Big Dance, big money?

While most of us will be keeping a close eye on the Final Four scores this weekend -- and the national championship game Monday -- Square will be paying attention to a different kind of result: money spent in Atlanta while the tournament is in town.

Founded in 2009, Square produces a free credit card reader that plugs into iPhones, iPads and Android devices. It makes its money from the 2.75 percent transaction rate it receives with every swipe.

The company will be collecting data from more than 50,000 individuals and businesses in greater Atlanta using the reader, which lets them accept credit cards anywhere, anytime. For this weekend, think food trucks, livery cabs and street vendors shilling Final Four T-shirts.

Square has tracked spending during another big sports weekend. This past January and February, it measured economic activity in New Orleans during the Super Bowl and produced cool heat maps showing how much economic activity spiked around the Mercedes-Benz Superdome.

Comparing data from Super Bowl weekend and the weekend before the game, Square found that on Super Bowl weekend the number of items sold increased by 14 percent, while total commerce among its 10,000 users there increased by 60 percent.

Drilling down further, Square discovered music and entertainment vendors did eight times the business they did the weekend before the game.
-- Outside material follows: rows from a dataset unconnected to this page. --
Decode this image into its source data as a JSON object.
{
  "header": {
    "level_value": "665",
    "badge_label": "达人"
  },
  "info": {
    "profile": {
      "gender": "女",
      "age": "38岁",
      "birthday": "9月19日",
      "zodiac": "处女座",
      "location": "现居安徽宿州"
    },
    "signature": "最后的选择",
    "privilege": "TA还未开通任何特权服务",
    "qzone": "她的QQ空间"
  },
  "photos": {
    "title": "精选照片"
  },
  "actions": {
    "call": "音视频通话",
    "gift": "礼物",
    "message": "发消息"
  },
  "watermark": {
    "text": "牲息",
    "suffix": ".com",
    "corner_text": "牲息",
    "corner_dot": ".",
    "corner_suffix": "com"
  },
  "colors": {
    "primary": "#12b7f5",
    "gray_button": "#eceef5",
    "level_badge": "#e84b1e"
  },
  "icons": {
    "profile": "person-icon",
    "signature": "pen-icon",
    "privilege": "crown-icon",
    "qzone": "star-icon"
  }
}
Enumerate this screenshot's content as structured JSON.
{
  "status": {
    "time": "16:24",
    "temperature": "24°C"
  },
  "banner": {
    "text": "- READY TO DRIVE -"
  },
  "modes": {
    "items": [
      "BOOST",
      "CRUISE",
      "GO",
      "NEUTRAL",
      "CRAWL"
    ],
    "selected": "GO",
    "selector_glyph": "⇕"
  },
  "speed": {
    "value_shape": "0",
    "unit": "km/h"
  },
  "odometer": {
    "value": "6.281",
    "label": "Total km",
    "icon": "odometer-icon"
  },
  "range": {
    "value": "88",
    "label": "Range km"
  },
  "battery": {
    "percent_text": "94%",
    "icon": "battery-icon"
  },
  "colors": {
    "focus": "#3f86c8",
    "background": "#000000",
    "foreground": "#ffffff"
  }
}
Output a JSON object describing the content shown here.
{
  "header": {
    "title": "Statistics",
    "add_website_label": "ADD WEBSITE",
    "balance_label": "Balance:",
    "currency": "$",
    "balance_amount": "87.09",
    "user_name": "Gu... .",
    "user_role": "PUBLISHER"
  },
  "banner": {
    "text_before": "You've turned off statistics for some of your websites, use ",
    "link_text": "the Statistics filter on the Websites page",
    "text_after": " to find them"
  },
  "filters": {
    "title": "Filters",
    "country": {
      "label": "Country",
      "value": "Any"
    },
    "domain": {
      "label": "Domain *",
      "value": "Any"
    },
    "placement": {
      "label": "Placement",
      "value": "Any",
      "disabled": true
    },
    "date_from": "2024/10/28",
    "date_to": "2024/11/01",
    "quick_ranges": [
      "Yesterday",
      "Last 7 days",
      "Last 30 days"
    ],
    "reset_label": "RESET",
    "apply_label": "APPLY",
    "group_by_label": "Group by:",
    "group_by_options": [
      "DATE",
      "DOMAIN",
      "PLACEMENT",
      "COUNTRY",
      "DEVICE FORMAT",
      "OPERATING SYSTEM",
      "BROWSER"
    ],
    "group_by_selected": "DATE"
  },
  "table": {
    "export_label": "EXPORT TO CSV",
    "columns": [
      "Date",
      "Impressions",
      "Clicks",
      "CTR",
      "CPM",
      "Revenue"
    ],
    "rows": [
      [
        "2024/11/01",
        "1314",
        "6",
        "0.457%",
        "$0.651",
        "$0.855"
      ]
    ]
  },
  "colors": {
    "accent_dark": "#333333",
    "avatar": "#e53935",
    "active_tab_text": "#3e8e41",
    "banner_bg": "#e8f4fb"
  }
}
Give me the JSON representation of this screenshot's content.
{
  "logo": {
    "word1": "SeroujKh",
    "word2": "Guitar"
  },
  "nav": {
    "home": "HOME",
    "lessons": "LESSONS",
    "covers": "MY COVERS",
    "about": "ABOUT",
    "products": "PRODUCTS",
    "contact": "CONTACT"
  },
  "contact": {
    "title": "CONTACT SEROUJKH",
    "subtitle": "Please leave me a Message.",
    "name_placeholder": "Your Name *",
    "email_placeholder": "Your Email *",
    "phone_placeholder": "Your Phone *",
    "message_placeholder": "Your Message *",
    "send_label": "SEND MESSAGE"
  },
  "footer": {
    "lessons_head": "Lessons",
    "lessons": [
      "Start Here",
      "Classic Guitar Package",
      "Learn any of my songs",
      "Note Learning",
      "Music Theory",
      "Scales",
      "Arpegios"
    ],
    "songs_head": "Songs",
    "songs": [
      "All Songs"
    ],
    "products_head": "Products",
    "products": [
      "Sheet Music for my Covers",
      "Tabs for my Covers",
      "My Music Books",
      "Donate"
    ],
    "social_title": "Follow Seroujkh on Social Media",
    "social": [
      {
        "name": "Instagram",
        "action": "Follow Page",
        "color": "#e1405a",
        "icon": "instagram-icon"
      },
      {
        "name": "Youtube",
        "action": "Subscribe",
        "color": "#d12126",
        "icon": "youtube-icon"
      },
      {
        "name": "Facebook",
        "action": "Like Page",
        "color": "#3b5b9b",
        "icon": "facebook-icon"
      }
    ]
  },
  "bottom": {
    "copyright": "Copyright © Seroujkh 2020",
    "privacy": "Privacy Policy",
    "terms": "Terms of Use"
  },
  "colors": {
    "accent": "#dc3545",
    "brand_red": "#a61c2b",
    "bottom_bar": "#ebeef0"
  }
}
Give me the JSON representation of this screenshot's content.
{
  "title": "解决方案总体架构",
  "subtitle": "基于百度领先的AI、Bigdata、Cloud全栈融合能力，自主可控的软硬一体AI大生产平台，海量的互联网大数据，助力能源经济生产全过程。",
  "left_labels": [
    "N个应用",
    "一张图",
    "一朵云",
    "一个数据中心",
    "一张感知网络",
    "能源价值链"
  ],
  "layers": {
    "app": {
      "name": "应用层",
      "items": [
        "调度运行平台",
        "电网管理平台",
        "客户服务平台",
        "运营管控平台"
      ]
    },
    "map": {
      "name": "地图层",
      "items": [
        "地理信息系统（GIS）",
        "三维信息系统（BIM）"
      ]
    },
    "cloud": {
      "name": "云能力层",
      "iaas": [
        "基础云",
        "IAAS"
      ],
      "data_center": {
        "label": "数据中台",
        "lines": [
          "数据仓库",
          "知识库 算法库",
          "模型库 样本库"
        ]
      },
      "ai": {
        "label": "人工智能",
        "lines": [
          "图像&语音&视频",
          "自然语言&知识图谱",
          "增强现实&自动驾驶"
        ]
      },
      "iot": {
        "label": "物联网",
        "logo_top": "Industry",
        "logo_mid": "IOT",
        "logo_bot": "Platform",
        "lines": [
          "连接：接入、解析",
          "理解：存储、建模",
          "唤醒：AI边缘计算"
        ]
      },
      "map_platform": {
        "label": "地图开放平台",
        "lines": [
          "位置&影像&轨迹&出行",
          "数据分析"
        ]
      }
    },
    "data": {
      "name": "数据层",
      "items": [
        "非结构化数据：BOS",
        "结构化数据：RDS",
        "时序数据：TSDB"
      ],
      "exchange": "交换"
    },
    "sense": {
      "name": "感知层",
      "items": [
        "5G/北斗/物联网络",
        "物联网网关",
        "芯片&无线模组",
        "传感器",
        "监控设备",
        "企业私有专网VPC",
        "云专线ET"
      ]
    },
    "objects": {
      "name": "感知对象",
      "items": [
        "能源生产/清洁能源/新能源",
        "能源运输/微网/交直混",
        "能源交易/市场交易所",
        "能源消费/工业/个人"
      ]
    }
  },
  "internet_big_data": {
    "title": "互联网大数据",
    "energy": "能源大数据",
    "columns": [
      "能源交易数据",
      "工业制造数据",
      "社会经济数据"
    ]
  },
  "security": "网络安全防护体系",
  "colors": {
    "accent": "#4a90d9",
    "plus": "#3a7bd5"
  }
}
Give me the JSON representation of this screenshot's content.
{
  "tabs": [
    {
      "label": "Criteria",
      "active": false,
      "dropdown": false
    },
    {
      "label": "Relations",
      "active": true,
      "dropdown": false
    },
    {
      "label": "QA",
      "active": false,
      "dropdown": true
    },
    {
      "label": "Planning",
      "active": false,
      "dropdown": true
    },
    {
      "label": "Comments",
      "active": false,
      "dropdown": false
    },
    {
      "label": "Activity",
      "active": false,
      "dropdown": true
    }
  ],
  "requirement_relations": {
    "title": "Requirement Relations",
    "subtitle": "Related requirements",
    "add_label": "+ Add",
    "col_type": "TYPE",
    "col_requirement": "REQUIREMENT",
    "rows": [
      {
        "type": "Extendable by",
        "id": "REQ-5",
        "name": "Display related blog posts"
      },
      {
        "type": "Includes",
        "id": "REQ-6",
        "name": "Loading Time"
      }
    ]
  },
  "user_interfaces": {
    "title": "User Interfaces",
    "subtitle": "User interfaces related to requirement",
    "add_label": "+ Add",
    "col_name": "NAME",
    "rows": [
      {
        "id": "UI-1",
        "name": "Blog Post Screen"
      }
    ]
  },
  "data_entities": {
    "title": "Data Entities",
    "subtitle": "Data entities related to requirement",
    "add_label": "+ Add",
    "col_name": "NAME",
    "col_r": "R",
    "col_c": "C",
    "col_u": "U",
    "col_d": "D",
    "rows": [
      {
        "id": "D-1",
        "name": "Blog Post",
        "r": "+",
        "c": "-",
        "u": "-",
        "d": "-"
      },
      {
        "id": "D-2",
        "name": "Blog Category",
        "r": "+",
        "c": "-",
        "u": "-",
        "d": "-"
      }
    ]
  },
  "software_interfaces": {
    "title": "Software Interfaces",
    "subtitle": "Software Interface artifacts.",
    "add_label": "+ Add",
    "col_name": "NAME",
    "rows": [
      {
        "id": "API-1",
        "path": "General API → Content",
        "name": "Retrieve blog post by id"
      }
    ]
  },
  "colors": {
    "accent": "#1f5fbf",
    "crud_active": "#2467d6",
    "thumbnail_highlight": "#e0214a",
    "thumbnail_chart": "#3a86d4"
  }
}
Meanwhile, taxi and limo drivers nearly tripled their business, while retailers saw sales nearly double.

There were a few quirks in the results. While the most successful Square merchant in New Orleans over Super Bowl weekend was a sports memorabilia vendor, lattes were the top-selling item in New Orleans over the weekend. That's right, lattes.

Of course, these numbers are small potatoes relative to total business for Super Bowl weekend, but that figure is hard to quantify. Square's numbers are real and link a big sporting event to local economic activity.

One day, league officials and city leaders may use Square’s data to make their case to taxpayers that the expenses of hosting a big sporting event are worth it. But not yet. The company says data from just one Super Bowl or Final Four weekend isn’t enough to say one way or the other whether such an event really boosts a city's economy. But if patterns emerge after two or three Super Bowls, Square might have something.

Until then, the data will be a lot like this year’s NCAA tournament. Largely unpredictable.